We’re buzzed to announce our new partnership with Alvéole to introduce bees to Chimney Walk.

Alvéole injects nature back into cities through innovative and engaging urban beekeeping initiatives.  Our work with Alvéole has meant that last week, we were able to welcome two bee hotels to The Type Building and Colour Works at Chimney Walk. In a few weeks, we’ll also be receiving a hive on The Ink House, with a queen bee and thousands of worker bees pollinating on the building’s large green roof.

Introducing these new hives to the Island marks a significant step towards enhancing the biodiversity and fostering a sustainable circular economy on the Island. Sugar House Island once had a strong circular economy in the 18th century, with the by-products from the gin distillery mills feeding pigs at an on-site piggery, whose bones and fat would, in turn, go to local bone china factories and soap makers.

Resident gin and rum distillers Jim & Tonic Distillery Co. are leading the way in recreating this circular economy, composting its leftover botanical ingredients with local community gardens, including School 360.  The distillery is working with Mainfreight, the logistics company based on the Island, to plan its upcoming international exports. With the arrival of the bees, we will be harvesting our own Sugar House Island honey, some of which will go to Jim & Tonic, to produce their delicious honey infused gins.

We keen for our local community to get involved with the project in the coming months. We’ll be holding workshops and activities in partnership with Alvéole soon – keep checking our website for more information.
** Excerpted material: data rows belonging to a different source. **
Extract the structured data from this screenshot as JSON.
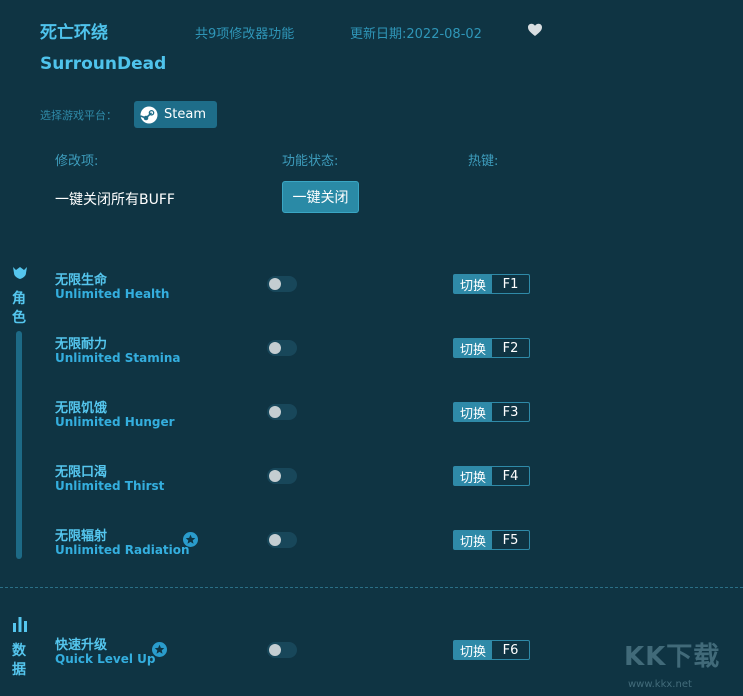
{
  "header": {
    "title_cn": "死亡环绕",
    "title_en": "SurrounDead",
    "feature_count": "共9项修改器功能",
    "update_date": "更新日期:2022-08-02",
    "favorite_icon": "heart-icon"
  },
  "platform": {
    "label": "选择游戏平台：",
    "button_label": "Steam",
    "icon": "steam-icon"
  },
  "columns": {
    "mod": "修改项:",
    "state": "功能状态:",
    "hotkey": "热键:"
  },
  "buff": {
    "label": "一键关闭所有BUFF",
    "button_label": "一键关闭"
  },
  "sections": [
    {
      "label": "角色",
      "icon": "character-icon"
    },
    {
      "label": "数据",
      "icon": "stats-icon"
    }
  ],
  "cheats": [
    {
      "cn": "无限生命",
      "en": "Unlimited Health",
      "switch": "切换",
      "key": "F1",
      "star": false
    },
    {
      "cn": "无限耐力",
      "en": "Unlimited Stamina",
      "switch": "切换",
      "key": "F2",
      "star": false
    },
    {
      "cn": "无限饥饿",
      "en": "Unlimited Hunger",
      "switch": "切换",
      "key": "F3",
      "star": false
    },
    {
      "cn": "无限口渴",
      "en": "Unlimited Thirst",
      "switch": "切换",
      "key": "F4",
      "star": false
    },
    {
      "cn": "无限辐射",
      "en": "Unlimited Radiation",
      "switch": "切换",
      "key": "F5",
      "star": true
    },
    {
      "cn": "快速升级",
      "en": "Quick Level Up",
      "switch": "切换",
      "key": "F6",
      "star": true
    }
  ],
  "watermark": {
    "text": "KK下载",
    "url": "www.kkx.net"
  },
  "colors": {
    "background": "#0f3443",
    "accent": "#4fc3ec",
    "button": "#2a8aa6"
  }
}
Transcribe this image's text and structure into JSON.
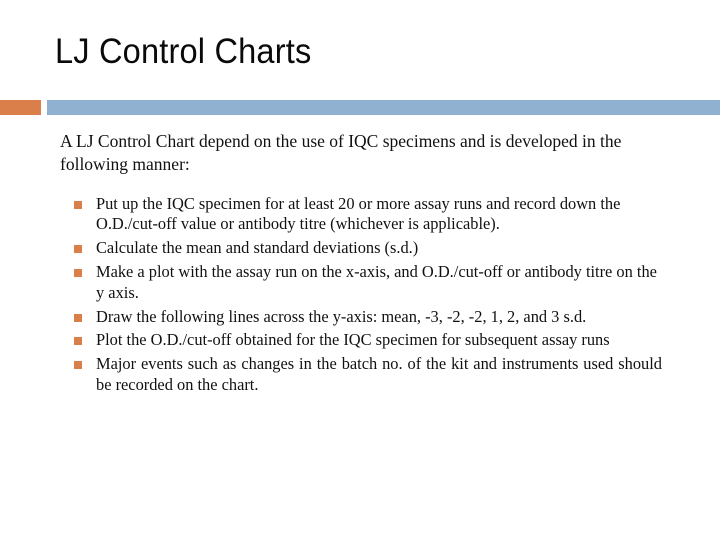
{
  "slide": {
    "title": "LJ Control Charts",
    "background_color": "#FFFFFF",
    "title_color": "#0A0A0A",
    "body_text_color": "#111111"
  },
  "divider": {
    "accent_block_color": "#DB7F4A",
    "bar_color": "#90B1D0"
  },
  "body": {
    "intro": "A LJ Control Chart depend on the use of IQC specimens and is developed in the following manner:",
    "bullet_marker_color": "#DB7F4A",
    "bullets": [
      {
        "text": "Put up the IQC specimen for at least 20 or more assay runs and record down the O.D./cut-off value or antibody titre (whichever is applicable).",
        "justified": false
      },
      {
        "text": "Calculate the mean and standard deviations (s.d.)",
        "justified": false
      },
      {
        "text": "Make a plot with the assay run on the x-axis, and O.D./cut-off or antibody titre on the y axis.",
        "justified": false
      },
      {
        "text": "Draw the following lines across the y-axis: mean, -3, -2, -2, 1, 2, and 3 s.d.",
        "justified": false
      },
      {
        "text": "Plot the O.D./cut-off obtained for the IQC specimen for subsequent assay runs",
        "justified": true
      },
      {
        "text": "Major events such as changes in the batch no. of the kit and instruments used should be recorded on the chart.",
        "justified": true
      }
    ]
  }
}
To keep up to date on all things bee-related, follow our journey here.